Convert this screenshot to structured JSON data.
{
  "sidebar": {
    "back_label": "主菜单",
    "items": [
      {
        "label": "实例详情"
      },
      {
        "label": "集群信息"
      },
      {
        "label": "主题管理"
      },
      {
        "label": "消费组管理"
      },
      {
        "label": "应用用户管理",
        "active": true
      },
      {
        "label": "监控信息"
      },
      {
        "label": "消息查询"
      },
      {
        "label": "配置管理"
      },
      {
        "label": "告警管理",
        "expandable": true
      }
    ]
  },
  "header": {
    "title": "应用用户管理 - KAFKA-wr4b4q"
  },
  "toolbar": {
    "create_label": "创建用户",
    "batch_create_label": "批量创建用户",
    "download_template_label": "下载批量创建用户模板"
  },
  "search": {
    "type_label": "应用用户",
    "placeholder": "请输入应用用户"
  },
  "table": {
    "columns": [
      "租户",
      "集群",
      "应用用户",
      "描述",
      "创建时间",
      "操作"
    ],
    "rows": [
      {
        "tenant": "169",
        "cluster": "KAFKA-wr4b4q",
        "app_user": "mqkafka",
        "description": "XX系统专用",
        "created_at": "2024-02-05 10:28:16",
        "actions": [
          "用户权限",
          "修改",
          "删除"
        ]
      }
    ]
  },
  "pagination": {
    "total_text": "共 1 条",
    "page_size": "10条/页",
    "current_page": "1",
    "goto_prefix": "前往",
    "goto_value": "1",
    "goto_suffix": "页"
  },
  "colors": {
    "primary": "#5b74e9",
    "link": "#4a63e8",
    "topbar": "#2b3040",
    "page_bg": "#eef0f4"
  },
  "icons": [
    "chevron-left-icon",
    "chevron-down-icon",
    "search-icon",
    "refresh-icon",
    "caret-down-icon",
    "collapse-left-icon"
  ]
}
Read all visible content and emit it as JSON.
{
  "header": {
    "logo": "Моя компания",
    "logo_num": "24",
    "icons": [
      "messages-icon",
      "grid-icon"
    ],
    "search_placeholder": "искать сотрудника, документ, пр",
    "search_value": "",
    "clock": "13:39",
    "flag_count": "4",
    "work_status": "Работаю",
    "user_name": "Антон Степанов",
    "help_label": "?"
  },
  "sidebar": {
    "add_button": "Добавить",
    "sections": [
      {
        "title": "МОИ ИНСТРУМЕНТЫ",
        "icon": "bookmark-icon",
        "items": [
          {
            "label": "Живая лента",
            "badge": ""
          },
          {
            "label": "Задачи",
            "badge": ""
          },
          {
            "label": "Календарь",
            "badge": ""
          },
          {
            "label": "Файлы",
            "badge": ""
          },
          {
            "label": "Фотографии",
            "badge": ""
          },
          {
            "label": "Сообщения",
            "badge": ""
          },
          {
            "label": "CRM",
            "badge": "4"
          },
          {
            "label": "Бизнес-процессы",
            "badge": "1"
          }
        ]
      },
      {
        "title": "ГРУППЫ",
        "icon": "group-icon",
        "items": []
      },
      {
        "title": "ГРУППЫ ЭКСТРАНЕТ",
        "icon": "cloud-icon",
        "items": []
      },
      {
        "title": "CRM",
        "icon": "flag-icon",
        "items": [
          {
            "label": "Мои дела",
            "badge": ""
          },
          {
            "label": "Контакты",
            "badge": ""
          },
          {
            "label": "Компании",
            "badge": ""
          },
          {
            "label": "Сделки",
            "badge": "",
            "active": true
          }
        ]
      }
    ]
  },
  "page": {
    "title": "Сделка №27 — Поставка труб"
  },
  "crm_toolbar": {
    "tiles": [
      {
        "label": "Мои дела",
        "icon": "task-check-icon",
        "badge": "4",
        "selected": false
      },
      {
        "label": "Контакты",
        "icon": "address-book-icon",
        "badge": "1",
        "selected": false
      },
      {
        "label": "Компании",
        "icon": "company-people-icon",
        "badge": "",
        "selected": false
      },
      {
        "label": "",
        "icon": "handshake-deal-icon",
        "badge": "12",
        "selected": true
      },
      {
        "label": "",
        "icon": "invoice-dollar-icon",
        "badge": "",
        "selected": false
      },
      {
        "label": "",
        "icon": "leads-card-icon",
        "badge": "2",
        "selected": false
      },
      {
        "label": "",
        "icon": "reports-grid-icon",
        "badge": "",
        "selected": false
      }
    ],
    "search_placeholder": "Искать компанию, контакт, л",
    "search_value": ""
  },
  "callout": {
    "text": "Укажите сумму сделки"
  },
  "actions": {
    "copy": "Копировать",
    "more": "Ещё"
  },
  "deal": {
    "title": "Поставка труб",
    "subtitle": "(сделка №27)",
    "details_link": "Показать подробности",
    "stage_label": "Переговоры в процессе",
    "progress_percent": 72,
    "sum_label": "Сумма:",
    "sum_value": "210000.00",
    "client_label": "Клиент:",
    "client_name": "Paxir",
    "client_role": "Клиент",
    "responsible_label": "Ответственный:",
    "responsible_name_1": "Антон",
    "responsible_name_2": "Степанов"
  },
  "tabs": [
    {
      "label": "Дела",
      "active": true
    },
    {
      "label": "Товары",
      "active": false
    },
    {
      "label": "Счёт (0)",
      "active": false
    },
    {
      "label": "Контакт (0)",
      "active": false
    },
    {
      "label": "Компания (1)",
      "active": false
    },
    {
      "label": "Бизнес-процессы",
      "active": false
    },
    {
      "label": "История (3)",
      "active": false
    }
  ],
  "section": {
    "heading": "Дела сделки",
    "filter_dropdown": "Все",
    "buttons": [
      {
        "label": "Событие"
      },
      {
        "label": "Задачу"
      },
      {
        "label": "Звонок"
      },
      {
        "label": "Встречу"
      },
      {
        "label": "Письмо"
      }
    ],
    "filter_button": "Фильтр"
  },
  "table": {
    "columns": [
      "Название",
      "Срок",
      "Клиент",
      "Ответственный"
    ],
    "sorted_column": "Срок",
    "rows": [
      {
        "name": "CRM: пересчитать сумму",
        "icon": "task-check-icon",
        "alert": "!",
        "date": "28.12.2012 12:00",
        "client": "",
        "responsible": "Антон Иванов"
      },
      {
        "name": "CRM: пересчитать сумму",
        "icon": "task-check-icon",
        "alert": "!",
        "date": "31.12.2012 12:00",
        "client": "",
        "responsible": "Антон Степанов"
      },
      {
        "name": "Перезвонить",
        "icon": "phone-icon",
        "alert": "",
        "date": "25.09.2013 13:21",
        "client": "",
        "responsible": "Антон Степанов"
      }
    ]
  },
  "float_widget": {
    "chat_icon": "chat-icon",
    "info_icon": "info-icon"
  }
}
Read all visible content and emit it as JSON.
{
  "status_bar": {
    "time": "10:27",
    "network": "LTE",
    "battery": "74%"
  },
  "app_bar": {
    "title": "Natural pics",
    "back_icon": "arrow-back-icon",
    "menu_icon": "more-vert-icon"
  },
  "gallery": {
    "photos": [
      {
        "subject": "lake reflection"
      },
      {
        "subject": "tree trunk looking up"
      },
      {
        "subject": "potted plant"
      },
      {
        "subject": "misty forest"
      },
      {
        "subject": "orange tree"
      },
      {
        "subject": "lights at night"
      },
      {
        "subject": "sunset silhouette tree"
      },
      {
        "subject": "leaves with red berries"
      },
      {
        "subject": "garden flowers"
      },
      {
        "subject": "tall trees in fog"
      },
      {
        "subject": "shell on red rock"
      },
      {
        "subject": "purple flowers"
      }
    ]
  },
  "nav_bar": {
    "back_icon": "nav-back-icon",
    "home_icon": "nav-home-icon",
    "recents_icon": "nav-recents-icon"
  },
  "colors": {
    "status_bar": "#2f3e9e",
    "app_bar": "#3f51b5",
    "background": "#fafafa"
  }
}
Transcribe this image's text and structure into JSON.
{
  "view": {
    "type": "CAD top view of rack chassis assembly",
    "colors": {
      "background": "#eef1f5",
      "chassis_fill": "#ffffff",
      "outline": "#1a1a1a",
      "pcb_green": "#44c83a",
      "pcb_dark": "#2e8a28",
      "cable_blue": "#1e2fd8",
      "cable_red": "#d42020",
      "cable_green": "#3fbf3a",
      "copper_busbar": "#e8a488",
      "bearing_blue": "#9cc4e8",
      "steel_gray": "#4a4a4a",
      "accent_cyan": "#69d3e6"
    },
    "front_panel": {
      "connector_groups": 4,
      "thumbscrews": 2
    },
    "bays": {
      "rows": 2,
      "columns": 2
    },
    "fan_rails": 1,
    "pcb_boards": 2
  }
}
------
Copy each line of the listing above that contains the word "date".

        "date": "28.12.2012 12:00",
        "date": "31.12.2012 12:00",
        "date": "25.09.2013 13:21",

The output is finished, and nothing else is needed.